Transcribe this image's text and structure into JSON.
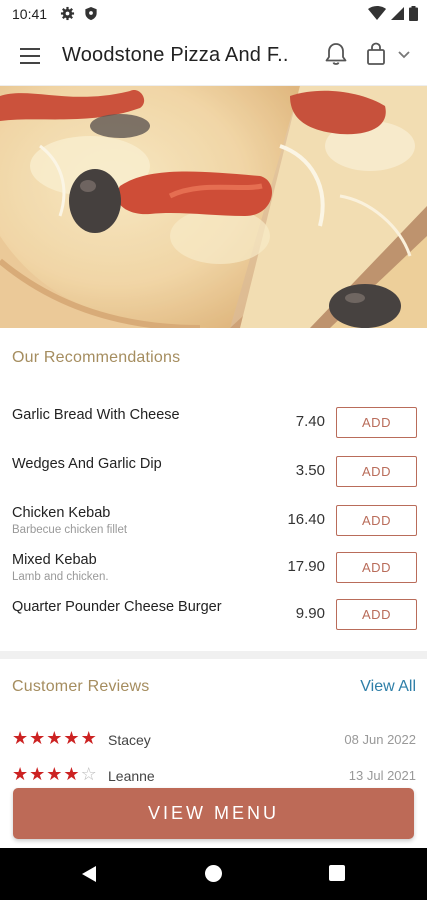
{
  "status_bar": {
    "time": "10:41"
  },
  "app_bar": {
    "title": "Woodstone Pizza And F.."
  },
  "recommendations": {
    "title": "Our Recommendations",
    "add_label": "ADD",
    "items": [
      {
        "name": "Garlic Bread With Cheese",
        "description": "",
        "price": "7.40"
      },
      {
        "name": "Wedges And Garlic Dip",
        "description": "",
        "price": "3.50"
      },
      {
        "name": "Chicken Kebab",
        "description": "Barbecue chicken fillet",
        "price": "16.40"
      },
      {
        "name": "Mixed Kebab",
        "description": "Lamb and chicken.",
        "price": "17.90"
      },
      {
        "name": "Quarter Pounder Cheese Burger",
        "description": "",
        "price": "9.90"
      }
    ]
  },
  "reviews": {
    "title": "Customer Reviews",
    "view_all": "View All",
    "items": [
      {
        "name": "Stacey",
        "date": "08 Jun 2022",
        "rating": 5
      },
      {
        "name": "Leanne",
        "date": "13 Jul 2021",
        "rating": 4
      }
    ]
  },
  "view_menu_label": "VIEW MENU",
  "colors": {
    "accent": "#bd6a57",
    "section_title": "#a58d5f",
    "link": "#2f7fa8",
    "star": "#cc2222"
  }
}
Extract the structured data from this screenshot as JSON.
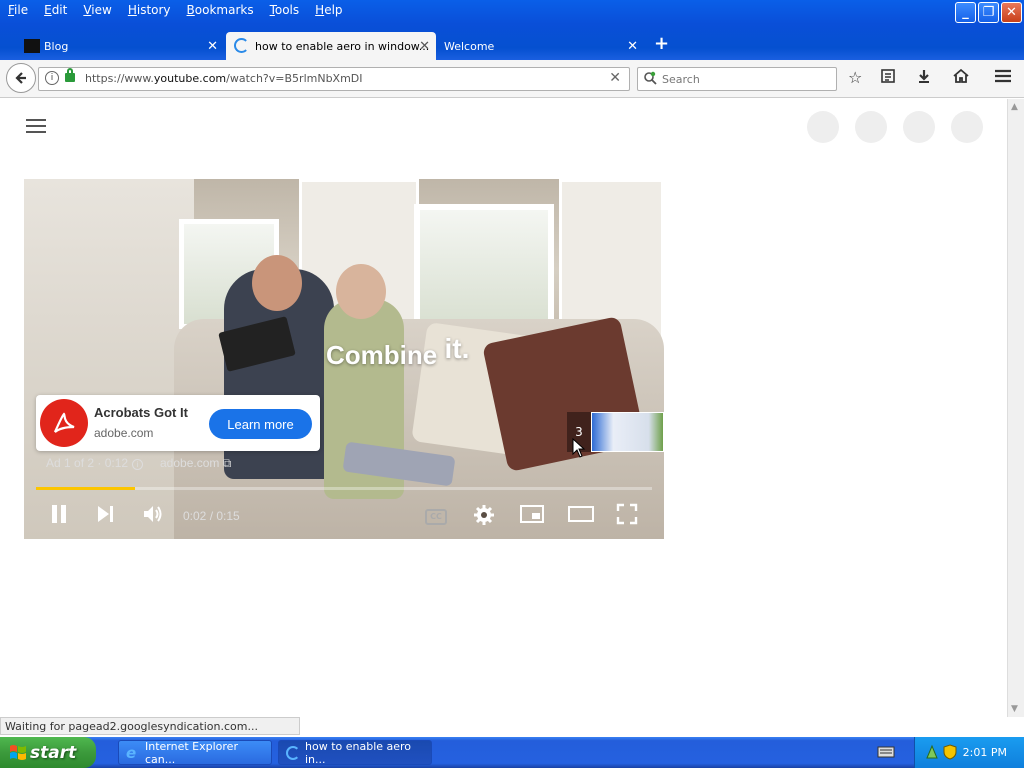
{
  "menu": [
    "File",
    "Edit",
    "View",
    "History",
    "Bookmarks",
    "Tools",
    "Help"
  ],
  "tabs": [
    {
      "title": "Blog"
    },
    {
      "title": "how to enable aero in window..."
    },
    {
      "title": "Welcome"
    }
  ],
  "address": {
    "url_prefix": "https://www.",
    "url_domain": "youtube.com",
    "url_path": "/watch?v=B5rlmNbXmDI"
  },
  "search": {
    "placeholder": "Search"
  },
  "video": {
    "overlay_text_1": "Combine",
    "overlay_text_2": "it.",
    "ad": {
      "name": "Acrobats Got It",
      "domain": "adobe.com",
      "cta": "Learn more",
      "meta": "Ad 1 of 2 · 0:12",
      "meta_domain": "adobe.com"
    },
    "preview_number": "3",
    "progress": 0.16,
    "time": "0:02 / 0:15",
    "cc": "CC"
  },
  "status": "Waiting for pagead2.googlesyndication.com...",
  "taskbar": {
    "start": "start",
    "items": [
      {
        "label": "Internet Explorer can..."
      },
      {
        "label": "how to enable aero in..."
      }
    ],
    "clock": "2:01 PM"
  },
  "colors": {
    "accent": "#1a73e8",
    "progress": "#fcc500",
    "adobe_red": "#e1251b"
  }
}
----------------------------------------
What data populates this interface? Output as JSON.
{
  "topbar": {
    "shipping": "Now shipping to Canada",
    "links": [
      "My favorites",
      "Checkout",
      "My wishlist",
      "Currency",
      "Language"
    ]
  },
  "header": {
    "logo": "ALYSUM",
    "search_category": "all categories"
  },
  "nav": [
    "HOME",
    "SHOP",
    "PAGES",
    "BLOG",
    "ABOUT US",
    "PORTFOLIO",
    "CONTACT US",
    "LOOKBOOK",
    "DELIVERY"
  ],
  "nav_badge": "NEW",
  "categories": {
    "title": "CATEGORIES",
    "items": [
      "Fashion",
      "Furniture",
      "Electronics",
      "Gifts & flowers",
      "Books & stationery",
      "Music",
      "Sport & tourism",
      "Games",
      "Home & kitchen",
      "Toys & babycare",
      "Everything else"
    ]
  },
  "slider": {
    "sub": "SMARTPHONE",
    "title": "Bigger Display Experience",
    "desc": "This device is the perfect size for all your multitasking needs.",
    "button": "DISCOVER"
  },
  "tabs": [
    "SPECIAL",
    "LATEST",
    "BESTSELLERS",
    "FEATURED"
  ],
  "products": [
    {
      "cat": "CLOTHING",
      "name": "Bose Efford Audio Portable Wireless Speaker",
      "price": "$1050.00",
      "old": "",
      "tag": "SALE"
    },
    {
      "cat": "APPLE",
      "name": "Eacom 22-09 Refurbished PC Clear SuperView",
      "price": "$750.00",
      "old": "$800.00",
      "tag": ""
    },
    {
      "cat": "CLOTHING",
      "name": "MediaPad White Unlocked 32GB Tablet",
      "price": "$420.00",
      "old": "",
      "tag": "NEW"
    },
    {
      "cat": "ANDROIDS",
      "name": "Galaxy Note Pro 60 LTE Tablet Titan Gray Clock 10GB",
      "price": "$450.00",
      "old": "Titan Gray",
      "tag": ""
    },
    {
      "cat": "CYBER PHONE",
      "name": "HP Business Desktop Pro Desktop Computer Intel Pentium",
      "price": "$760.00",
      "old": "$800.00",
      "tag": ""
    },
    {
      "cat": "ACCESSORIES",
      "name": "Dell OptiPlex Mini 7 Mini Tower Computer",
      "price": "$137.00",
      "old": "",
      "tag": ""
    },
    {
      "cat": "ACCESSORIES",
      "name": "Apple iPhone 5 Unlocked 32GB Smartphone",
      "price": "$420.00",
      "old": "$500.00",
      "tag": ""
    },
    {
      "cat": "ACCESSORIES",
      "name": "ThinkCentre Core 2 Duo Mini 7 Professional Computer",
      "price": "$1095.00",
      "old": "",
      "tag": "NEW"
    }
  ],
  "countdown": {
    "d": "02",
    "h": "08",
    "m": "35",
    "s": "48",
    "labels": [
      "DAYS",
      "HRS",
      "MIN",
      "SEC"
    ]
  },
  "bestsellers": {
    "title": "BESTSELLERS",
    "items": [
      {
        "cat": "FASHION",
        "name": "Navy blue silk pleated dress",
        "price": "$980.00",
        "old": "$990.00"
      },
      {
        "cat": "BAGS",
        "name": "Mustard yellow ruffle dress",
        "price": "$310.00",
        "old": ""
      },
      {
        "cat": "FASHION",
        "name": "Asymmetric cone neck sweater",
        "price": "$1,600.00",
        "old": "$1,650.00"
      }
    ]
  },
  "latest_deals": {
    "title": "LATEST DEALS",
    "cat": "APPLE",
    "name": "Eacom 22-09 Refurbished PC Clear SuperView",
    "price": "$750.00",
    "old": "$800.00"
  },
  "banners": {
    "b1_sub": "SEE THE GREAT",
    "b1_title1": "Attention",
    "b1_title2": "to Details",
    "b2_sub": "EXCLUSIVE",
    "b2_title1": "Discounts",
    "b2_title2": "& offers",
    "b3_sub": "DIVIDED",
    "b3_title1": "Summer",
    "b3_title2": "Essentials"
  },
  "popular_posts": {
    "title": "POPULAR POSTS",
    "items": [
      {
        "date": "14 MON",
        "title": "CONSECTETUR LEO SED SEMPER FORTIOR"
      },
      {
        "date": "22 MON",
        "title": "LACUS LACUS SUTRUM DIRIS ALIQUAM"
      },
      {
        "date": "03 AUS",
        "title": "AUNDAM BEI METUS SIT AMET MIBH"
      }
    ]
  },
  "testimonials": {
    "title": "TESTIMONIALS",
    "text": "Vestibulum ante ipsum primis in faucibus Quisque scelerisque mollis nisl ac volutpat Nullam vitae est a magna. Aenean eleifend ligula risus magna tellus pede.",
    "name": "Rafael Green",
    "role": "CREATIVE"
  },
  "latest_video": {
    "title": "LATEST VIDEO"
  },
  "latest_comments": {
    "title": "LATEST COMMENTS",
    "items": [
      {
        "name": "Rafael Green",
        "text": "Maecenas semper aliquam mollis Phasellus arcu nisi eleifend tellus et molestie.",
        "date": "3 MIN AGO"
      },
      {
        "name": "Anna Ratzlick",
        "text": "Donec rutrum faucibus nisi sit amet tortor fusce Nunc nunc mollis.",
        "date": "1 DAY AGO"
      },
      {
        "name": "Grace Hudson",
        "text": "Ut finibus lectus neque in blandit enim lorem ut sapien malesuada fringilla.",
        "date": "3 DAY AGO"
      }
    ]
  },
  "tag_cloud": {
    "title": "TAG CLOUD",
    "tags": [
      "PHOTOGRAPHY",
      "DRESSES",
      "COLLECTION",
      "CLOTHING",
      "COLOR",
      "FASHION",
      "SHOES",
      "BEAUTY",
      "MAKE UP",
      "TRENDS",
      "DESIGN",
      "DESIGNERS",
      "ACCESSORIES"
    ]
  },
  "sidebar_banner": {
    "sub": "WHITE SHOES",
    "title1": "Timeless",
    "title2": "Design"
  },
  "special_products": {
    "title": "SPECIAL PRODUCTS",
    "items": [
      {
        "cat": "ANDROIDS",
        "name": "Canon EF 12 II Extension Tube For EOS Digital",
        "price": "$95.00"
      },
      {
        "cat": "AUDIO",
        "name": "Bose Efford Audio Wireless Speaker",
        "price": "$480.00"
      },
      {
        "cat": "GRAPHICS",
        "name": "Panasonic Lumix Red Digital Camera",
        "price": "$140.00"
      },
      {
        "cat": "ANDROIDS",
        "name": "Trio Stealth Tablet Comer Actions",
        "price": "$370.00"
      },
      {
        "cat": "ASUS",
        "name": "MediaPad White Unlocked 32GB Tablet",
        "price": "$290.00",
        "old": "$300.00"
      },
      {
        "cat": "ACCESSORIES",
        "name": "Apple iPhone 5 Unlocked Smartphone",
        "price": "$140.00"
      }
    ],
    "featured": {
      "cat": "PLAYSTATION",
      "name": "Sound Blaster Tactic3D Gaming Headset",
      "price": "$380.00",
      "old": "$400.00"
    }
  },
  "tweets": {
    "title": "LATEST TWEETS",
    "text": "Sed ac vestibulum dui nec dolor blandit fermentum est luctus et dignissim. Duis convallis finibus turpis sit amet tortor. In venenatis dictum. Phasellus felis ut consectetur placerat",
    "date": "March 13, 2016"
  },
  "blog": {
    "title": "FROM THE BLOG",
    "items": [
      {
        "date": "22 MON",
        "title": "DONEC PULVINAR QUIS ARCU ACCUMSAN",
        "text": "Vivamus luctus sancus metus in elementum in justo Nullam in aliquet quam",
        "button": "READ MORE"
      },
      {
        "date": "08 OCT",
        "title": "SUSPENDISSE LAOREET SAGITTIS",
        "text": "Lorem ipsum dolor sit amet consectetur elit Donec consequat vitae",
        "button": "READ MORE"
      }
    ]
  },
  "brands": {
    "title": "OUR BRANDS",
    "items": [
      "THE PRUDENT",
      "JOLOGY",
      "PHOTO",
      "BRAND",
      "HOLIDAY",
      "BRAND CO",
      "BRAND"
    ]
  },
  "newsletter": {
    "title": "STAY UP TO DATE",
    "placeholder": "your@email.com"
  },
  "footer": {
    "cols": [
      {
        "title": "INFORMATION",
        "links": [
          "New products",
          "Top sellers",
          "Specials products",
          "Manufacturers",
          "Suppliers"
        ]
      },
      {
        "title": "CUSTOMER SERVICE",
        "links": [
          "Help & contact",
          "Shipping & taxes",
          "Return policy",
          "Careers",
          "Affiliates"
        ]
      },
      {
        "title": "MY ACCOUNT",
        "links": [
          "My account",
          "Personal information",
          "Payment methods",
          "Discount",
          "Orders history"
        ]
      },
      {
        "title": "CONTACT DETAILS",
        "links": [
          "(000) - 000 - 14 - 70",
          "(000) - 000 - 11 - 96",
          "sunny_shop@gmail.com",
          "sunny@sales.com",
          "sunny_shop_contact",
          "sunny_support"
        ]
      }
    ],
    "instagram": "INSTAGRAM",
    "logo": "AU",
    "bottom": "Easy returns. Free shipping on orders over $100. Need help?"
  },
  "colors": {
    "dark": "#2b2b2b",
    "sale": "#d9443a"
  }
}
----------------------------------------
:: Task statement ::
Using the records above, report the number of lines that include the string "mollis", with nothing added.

:: Task solution ::
3